Goth many a time fer to-fore.
So wote I nought right well therfore,
On whether bord that I shall faile.
Thus can I nought my self counseile,
But all I set on aventure
And am, as who faith, out of cure
For ought that I can say or do,
For evermore I finde it so,
The more befinesse I lay,
The more that I knele and pray
With gode wordes and with softe,
The more I am refused ofte
With befinesse and may nought winne,
And in good feith that is great sinne.
For I may say of dede and thought,
That idel man have I be nought,
For how as ever that I be deflaied,
Yet evermore I have affaied.
But though my besinesse laste,
All is but idel ate laste,
For whan theffect is idelnesse,
I not what thing is befinesse.
Say what availeth all the dede,
Which nothing helpeth ate nede ?
For the fortune of every fame
Shall of his ende bere a name.
And thus for ought is yet befalle,
An idel man I woll me calle
As after min entendement.
But upon your amendement,
Min holy fader, as you semeth
My reson and my cause demeth.
My sone, I have herde of thy matere,
Of that thou hast the Thriven here.
And for to speke of idel fare
Me semeth that thou tharst nought care,
But only that thou might nought spede.
And therof, sone, I woll the rede,
Abide and haste nought to faste,
Thy dedes ben every day to caste,
Thou nost, what chaunce shall betide.
Better is to waite upon the tide
Than rowe ayein the stremes stronge.
For though so be the thenketh longe,
Parcas the revolucion
Of heven and thy condicion
Ne be nought yet of one accorde.
But I dare make this recorde
To Venus, whose prest that I am,

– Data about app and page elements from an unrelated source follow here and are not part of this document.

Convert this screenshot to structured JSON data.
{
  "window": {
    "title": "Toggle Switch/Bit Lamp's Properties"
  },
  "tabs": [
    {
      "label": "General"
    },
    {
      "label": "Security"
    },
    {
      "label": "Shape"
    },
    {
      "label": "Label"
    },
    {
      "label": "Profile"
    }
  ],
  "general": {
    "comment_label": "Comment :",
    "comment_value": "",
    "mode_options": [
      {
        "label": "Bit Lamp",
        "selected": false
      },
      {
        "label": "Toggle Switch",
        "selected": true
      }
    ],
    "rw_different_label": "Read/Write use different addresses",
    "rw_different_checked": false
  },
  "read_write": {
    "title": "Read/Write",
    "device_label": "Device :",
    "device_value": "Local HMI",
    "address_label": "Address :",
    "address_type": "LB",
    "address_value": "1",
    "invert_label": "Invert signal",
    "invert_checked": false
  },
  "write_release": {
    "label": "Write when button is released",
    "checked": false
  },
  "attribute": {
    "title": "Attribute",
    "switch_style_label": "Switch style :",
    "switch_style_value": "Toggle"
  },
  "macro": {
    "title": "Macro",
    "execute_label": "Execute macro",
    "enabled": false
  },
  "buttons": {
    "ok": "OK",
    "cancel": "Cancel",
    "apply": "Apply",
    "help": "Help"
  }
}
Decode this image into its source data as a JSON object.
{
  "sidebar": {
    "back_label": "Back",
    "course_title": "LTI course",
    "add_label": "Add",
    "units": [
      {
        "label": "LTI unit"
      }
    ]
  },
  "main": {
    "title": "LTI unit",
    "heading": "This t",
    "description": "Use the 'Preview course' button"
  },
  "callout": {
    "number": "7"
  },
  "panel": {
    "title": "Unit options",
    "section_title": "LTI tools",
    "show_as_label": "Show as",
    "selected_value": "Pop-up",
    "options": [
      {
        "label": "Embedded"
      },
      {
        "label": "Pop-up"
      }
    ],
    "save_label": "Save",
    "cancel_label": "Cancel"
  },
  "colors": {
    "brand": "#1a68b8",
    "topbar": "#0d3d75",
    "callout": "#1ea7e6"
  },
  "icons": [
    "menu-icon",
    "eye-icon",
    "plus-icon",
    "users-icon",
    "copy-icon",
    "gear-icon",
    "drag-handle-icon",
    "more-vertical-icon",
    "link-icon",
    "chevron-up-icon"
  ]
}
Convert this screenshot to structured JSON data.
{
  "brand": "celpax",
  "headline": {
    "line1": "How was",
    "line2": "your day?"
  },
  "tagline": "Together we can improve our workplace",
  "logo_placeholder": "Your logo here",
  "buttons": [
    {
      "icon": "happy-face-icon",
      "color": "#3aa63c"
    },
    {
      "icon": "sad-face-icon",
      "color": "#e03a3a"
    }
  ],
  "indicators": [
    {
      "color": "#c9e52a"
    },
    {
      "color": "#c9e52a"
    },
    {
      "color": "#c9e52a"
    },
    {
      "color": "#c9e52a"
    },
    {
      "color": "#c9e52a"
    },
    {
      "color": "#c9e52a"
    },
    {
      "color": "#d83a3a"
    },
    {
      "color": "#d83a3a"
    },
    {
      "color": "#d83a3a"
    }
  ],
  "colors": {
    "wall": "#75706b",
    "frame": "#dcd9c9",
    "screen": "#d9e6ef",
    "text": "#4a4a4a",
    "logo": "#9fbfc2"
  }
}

That fithen that I hider cam
To here, as she me bad, thy life,
Wherof thou elles be giltife,
Thou might herof thy conscience
Excuse and of great diligence,